In the records that follow, show each line where the word "heading" is present.

....

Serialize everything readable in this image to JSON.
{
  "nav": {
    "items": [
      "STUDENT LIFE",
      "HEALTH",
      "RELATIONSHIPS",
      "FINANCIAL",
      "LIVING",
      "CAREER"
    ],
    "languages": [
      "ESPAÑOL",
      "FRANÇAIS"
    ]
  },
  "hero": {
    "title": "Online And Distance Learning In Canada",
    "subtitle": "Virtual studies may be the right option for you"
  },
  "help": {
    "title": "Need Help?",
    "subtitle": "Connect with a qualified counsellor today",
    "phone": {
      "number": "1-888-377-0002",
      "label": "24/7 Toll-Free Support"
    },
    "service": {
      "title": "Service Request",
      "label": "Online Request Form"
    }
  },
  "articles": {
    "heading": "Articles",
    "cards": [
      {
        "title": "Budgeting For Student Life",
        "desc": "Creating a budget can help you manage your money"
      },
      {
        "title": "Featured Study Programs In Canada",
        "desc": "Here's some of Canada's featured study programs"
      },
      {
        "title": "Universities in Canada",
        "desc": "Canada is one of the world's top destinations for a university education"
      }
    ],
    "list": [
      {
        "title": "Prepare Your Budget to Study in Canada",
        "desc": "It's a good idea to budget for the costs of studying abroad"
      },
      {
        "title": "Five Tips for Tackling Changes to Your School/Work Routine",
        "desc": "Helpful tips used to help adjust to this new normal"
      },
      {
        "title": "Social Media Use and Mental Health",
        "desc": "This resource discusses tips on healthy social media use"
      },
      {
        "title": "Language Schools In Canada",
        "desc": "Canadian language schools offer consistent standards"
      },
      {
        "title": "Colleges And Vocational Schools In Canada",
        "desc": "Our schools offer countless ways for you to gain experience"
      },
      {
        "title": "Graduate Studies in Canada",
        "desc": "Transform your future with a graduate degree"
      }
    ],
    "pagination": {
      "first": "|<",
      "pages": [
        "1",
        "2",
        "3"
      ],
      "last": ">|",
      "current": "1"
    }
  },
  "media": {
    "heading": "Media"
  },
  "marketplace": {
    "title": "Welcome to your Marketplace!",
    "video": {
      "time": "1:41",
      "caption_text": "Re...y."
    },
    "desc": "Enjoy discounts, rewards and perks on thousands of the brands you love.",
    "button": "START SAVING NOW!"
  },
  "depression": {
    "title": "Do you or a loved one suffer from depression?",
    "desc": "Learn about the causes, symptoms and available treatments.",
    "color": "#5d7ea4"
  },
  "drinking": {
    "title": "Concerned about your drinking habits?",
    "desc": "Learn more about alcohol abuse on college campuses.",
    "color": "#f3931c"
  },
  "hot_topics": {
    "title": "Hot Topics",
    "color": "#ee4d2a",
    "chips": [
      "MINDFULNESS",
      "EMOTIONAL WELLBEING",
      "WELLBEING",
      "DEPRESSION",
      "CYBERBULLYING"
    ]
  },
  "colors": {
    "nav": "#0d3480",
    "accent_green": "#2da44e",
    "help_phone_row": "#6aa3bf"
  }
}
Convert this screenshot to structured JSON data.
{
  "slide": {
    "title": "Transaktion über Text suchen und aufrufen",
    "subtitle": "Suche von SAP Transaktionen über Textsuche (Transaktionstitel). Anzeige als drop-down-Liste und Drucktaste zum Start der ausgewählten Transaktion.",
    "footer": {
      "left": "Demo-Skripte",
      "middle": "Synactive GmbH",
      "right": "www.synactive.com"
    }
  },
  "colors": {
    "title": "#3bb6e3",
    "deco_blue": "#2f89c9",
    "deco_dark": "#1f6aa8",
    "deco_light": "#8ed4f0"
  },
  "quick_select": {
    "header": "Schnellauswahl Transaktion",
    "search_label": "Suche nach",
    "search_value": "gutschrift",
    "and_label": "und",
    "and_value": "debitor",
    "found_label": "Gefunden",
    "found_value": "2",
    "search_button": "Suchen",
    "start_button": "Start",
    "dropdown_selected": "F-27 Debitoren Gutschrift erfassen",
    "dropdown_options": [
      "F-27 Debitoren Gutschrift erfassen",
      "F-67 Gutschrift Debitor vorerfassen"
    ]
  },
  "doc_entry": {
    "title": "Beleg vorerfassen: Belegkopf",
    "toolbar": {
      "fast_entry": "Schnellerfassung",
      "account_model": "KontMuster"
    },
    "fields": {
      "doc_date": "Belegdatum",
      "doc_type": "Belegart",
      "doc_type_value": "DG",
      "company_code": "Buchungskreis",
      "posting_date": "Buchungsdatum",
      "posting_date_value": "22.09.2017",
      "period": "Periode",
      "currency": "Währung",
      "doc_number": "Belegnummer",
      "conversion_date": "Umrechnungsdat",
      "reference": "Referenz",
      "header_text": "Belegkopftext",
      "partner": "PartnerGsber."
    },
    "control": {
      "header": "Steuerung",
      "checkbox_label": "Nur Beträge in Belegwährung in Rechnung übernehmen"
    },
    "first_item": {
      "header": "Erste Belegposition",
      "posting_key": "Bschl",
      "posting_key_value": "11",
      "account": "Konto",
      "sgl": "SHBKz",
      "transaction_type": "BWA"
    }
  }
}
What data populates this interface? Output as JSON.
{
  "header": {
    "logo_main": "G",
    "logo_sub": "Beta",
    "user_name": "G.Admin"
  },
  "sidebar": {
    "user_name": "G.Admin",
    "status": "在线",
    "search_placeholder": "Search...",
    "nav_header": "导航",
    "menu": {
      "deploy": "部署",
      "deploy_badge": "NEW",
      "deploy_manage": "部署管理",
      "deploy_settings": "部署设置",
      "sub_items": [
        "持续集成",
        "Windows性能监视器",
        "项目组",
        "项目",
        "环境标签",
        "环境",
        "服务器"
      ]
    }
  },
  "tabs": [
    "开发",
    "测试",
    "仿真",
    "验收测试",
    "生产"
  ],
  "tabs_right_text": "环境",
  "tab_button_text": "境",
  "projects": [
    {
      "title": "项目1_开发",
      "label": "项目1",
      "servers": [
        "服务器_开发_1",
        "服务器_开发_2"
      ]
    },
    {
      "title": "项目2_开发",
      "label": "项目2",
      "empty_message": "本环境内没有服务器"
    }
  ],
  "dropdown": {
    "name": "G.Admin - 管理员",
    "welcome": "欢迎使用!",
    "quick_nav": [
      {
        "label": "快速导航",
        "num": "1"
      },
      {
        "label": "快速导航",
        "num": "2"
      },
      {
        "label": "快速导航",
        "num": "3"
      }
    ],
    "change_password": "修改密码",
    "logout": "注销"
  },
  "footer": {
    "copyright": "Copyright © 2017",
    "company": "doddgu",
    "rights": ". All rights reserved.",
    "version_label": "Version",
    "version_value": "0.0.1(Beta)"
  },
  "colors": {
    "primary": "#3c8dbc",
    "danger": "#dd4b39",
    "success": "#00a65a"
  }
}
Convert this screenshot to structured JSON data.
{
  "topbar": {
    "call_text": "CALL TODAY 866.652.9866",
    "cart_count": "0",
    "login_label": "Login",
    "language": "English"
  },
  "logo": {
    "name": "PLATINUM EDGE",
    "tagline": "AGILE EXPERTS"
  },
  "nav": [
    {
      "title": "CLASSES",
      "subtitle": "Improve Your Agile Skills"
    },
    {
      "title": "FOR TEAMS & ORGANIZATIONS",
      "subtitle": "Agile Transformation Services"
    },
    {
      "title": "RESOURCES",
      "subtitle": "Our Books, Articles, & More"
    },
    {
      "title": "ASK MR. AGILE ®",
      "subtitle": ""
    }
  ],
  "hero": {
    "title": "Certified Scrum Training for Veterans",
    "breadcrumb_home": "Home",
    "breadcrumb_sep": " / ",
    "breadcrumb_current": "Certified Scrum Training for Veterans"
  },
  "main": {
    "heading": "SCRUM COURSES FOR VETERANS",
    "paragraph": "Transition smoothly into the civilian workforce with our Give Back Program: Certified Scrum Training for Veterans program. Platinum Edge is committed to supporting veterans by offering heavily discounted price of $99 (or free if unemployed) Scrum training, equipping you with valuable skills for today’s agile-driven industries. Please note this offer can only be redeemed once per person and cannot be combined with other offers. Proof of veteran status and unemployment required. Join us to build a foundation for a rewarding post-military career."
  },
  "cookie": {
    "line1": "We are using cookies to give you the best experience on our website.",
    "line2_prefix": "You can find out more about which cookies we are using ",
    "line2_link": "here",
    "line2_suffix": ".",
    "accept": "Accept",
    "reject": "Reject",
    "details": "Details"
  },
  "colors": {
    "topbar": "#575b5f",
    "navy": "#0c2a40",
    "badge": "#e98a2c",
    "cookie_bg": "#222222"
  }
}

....

Worked solution
    "heading": "Articles",
    "heading": "Media"
    "heading": "SCRUM COURSES FOR VETERANS",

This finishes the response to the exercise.